*Source records:*
<<<<

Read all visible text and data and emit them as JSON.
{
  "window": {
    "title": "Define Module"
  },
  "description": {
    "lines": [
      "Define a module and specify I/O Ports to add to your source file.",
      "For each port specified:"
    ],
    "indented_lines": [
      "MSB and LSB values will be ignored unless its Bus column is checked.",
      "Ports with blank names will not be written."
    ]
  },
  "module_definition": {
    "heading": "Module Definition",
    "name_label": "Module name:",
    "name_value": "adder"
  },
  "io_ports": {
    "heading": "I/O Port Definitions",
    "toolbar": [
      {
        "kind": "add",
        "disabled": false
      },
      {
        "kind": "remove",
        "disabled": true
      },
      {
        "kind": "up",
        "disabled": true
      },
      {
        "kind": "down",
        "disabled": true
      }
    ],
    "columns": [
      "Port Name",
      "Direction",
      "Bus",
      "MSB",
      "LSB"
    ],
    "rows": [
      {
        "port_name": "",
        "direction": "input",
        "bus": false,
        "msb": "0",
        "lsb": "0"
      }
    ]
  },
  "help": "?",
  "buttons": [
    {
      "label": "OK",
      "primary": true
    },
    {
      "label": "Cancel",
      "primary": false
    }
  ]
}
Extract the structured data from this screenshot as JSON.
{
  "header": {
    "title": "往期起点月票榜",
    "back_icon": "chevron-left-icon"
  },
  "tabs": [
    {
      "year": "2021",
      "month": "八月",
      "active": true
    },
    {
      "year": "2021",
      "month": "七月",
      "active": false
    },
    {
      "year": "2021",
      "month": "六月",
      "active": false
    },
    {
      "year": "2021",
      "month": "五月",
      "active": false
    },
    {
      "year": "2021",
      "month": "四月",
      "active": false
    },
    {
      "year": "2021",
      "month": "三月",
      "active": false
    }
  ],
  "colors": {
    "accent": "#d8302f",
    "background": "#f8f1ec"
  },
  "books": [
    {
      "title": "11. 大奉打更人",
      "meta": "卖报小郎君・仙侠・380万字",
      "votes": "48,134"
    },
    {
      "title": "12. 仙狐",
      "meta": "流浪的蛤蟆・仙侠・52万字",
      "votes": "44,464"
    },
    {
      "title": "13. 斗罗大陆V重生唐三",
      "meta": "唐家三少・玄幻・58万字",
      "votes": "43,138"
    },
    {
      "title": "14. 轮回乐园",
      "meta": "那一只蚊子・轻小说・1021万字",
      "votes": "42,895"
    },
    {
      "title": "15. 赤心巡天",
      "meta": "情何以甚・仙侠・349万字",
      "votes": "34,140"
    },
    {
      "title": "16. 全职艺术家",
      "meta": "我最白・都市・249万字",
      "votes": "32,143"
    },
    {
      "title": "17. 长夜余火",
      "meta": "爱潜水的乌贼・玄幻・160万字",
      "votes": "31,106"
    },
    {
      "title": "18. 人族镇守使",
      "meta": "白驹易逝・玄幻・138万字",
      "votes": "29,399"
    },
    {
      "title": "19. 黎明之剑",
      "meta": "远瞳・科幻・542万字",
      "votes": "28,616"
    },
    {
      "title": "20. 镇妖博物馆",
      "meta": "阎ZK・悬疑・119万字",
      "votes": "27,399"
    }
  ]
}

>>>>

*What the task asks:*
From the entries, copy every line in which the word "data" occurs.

*Output of the task:*
Read all visible text and data and emit them as JSON.
Extract the structured data from this screenshot as JSON.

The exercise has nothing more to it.